__Source data__:
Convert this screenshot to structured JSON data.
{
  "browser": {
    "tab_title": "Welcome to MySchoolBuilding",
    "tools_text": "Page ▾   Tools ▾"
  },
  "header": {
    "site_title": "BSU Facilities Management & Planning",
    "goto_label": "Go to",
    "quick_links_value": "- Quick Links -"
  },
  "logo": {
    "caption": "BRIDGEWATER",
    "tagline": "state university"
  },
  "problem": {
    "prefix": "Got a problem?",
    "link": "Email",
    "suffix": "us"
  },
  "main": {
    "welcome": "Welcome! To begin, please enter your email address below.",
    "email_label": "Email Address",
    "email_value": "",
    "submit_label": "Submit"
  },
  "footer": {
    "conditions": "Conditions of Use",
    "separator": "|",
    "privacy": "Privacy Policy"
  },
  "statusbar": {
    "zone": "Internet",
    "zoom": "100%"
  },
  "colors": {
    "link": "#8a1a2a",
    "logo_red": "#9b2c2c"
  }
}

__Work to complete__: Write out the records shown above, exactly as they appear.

__Solution for this exercise__:
Convert this screenshot to structured JSON data.
{
  "browser": {
    "tab_title": "Welcome to MySchoolBuilding",
    "tools_text": "Page ▾   Tools ▾"
  },
  "header": {
    "site_title": "BSU Facilities Management & Planning",
    "goto_label": "Go to",
    "quick_links_value": "- Quick Links -"
  },
  "logo": {
    "caption": "BRIDGEWATER",
    "tagline": "state university"
  },
  "problem": {
    "prefix": "Got a problem?",
    "link": "Email",
    "suffix": "us"
  },
  "main": {
    "welcome": "Welcome! To begin, please enter your email address below.",
    "email_label": "Email Address",
    "email_value": "",
    "submit_label": "Submit"
  },
  "footer": {
    "conditions": "Conditions of Use",
    "separator": "|",
    "privacy": "Privacy Policy"
  },
  "statusbar": {
    "zone": "Internet",
    "zoom": "100%"
  },
  "colors": {
    "link": "#8a1a2a",
    "logo_red": "#9b2c2c"
  }
}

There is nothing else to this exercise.